Requirement - Could you output the whole listing exactly as it stands, minus any images?

Segment Open

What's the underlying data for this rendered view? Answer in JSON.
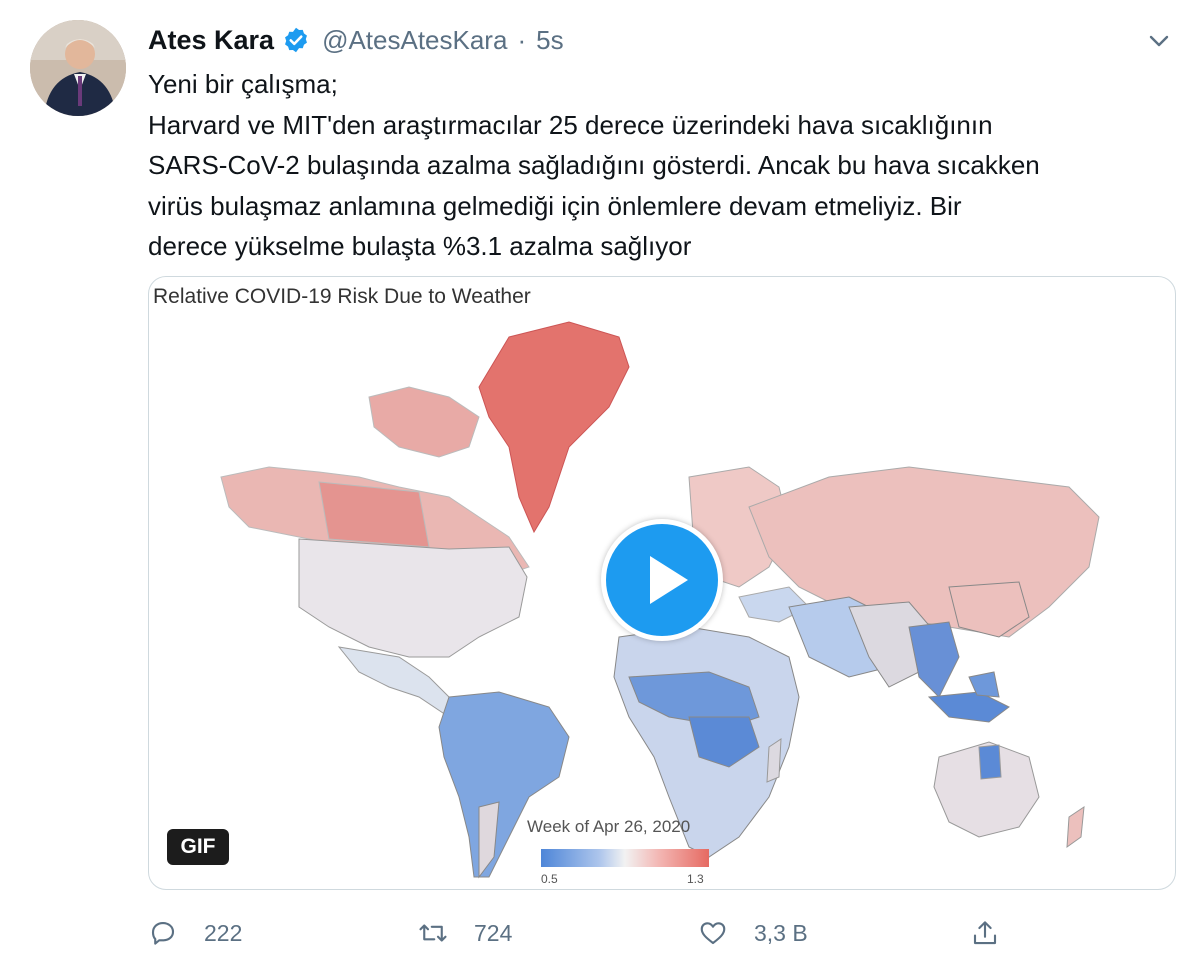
{
  "tweet": {
    "name": "Ates Kara",
    "handle": "@AtesAtesKara",
    "separator": "·",
    "time": "5s",
    "lines": [
      "Yeni bir çalışma;",
      "Harvard ve MIT'den araştırmacılar 25 derece üzerindeki hava sıcaklığının",
      "SARS-CoV-2 bulaşında azalma sağladığını gösterdi. Ancak bu hava sıcakken",
      "virüs bulaşmaz anlamına gelmediği için önlemlere devam etmeliyiz. Bir",
      "derece yükselme bulaşta %3.1 azalma sağlıyor"
    ]
  },
  "media": {
    "chart_title": "Relative COVID-19 Risk Due to Weather",
    "gif_label": "GIF",
    "legend_title": "Week of Apr 26, 2020",
    "legend_min": "0.5",
    "legend_max": "1.3",
    "colors": {
      "low": "#4e86d8",
      "mid": "#f2f2f2",
      "high": "#e66a62"
    }
  },
  "actions": {
    "reply_count": "222",
    "retweet_count": "724",
    "like_count": "3,3 B"
  },
  "icons": [
    "verified-icon",
    "chevron-down-icon",
    "play-icon",
    "reply-icon",
    "retweet-icon",
    "like-icon",
    "share-icon"
  ]
}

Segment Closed

Written solution -
What's the underlying data for this rendered view? Answer in JSON.
{
  "tweet": {
    "name": "Ates Kara",
    "handle": "@AtesAtesKara",
    "separator": "·",
    "time": "5s",
    "lines": [
      "Yeni bir çalışma;",
      "Harvard ve MIT'den araştırmacılar 25 derece üzerindeki hava sıcaklığının",
      "SARS-CoV-2 bulaşında azalma sağladığını gösterdi. Ancak bu hava sıcakken",
      "virüs bulaşmaz anlamına gelmediği için önlemlere devam etmeliyiz. Bir",
      "derece yükselme bulaşta %3.1 azalma sağlıyor"
    ]
  },
  "media": {
    "chart_title": "Relative COVID-19 Risk Due to Weather",
    "gif_label": "GIF",
    "legend_title": "Week of Apr 26, 2020",
    "legend_min": "0.5",
    "legend_max": "1.3",
    "colors": {
      "low": "#4e86d8",
      "mid": "#f2f2f2",
      "high": "#e66a62"
    }
  },
  "actions": {
    "reply_count": "222",
    "retweet_count": "724",
    "like_count": "3,3 B"
  },
  "icons": [
    "verified-icon",
    "chevron-down-icon",
    "play-icon",
    "reply-icon",
    "retweet-icon",
    "like-icon",
    "share-icon"
  ]
}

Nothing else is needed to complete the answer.